• After thawing, don’t allow the straws to cool off at all. Keep the straw in a shirt pocket to stay at that core body temperature. If the sperm are cold-shocked, it will affect sperm motility or even kill them. Also, keep in mind UV sunlight is harmful, too.

Proper Technique

• Sanitation is significantly important during insemination to avoid carrying any bacteria into the uterus, which could cause infection. Using paper towels, wipe off any feces near the lips of the vulva and inside the visible vaginal wall before inseminating. Avoid using any disinfectants; those can be spermicidal.

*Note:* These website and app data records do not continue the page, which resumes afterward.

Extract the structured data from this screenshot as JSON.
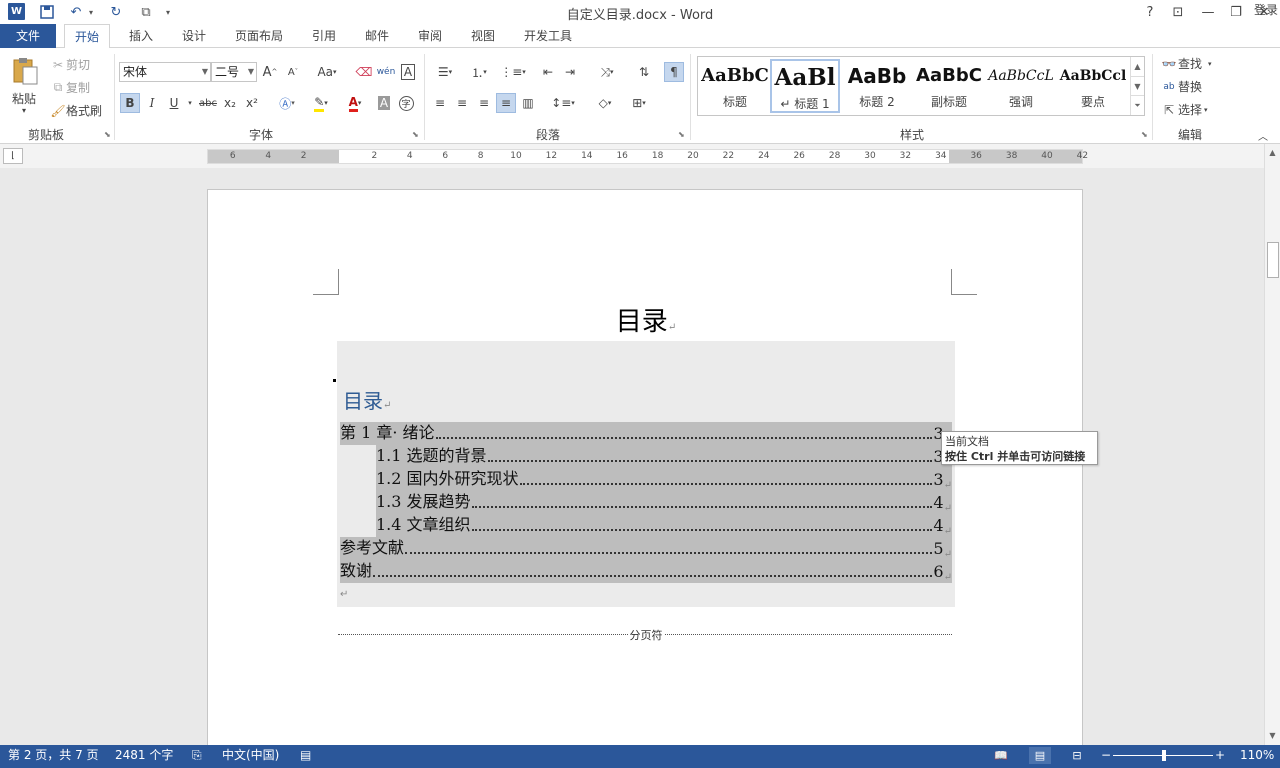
{
  "window": {
    "title": "自定义目录.docx - Word",
    "help": "?",
    "login": "登录"
  },
  "tabs": [
    "文件",
    "开始",
    "插入",
    "设计",
    "页面布局",
    "引用",
    "邮件",
    "审阅",
    "视图",
    "开发工具"
  ],
  "clipboard": {
    "paste": "粘贴",
    "cut": "剪切",
    "copy": "复制",
    "format_painter": "格式刷",
    "group": "剪贴板"
  },
  "font": {
    "name": "宋体",
    "size": "二号",
    "group": "字体",
    "bold": "B",
    "italic": "I",
    "underline": "U",
    "strike": "abc",
    "sub": "x₂",
    "sup": "x²",
    "case": "Aa",
    "grow": "A",
    "shrink": "A",
    "phonetic": "wén",
    "border_char": "A",
    "font_color": "A",
    "shade": "A",
    "enclose": "字"
  },
  "paragraph": {
    "group": "段落"
  },
  "styles": {
    "group": "样式",
    "items": [
      {
        "sample": "AaBbC",
        "name": "标题"
      },
      {
        "sample": "AaBl",
        "name": "↵ 标题 1"
      },
      {
        "sample": "AaBb",
        "name": "标题 2"
      },
      {
        "sample": "AaBbC",
        "name": "副标题"
      },
      {
        "sample": "AaBbCcL",
        "name": "强调"
      },
      {
        "sample": "AaBbCcl",
        "name": "要点"
      }
    ]
  },
  "editing": {
    "group": "编辑",
    "find": "查找",
    "replace": "替换",
    "select": "选择"
  },
  "ruler": {
    "numbers": [
      "6",
      "4",
      "2",
      "2",
      "4",
      "6",
      "8",
      "10",
      "12",
      "14",
      "16",
      "18",
      "20",
      "22",
      "24",
      "26",
      "28",
      "30",
      "32",
      "34",
      "36",
      "38",
      "40",
      "42"
    ]
  },
  "document": {
    "heading": "目录",
    "para_mark": "↵",
    "toc_title": "目录",
    "toc_entries": [
      {
        "text": "第 1 章· 绪论",
        "page": "3",
        "level": 1
      },
      {
        "text": "1.1 选题的背景",
        "page": "3",
        "level": 2
      },
      {
        "text": "1.2 国内外研究现状",
        "page": "3",
        "level": 2
      },
      {
        "text": "1.3 发展趋势",
        "page": "4",
        "level": 2
      },
      {
        "text": "1.4 文章组织",
        "page": "4",
        "level": 2
      },
      {
        "text": "参考文献",
        "page": "5",
        "level": 1
      },
      {
        "text": "致谢",
        "page": "6",
        "level": 1
      }
    ],
    "page_break": "分页符",
    "tooltip_line1": "当前文档",
    "tooltip_line2_bold": "按住 Ctrl",
    "tooltip_line2_rest": " 并单击可访问链接"
  },
  "statusbar": {
    "page": "第 2 页，共 7 页",
    "words": "2481 个字",
    "language": "中文(中国)",
    "zoom": "110%",
    "zoom_level_percent": 110
  }
}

• During insemination, the easiest way to minimize contamination and advance the straw is with some help from the producer’s arm that is in rectally. Put some downward pressure on that arm to spread apart the lips of the vulva. When inserting the straw, go at an upward angle of about 30 degrees.

• When advancing the straw and there is any resistance, using the hand that’s in rectally, take the cervix and push it in forward to straighten out the vagina.

• Getting the straw through the cervix can take some practice, but there are some ways to make it easier. It’s common to experience some difficulty here because there is a pouch all the way around the cervix called the fornix; it’s easy to get stuck in this blind pouch. When advancing the straw, make sure to be in the middle of the cervix. And rather than pushing the straw through the cervix, hold the straw firmly and then with the hand that is rectal, grasp the cervix and pull the cervix over the straw.

• The last point is to avoid going too deep into the uterus. If the straw gets into one of the horns of the uterus, instead of staying in the body, there is risk of unsuccessfully inseminating that cow because they ovulate from only one side. So, if she is inseminated from the wrong side on accident, the sperm simply will not get to the right side in which she is ovulating.

Tony Hawkins attended Kansas State University’s College of Veterinary Medicine. In addition to his role on the technical service team at Valley Vet Supply, he owns a mixed-practice veterinary clinic in northeast Kansas.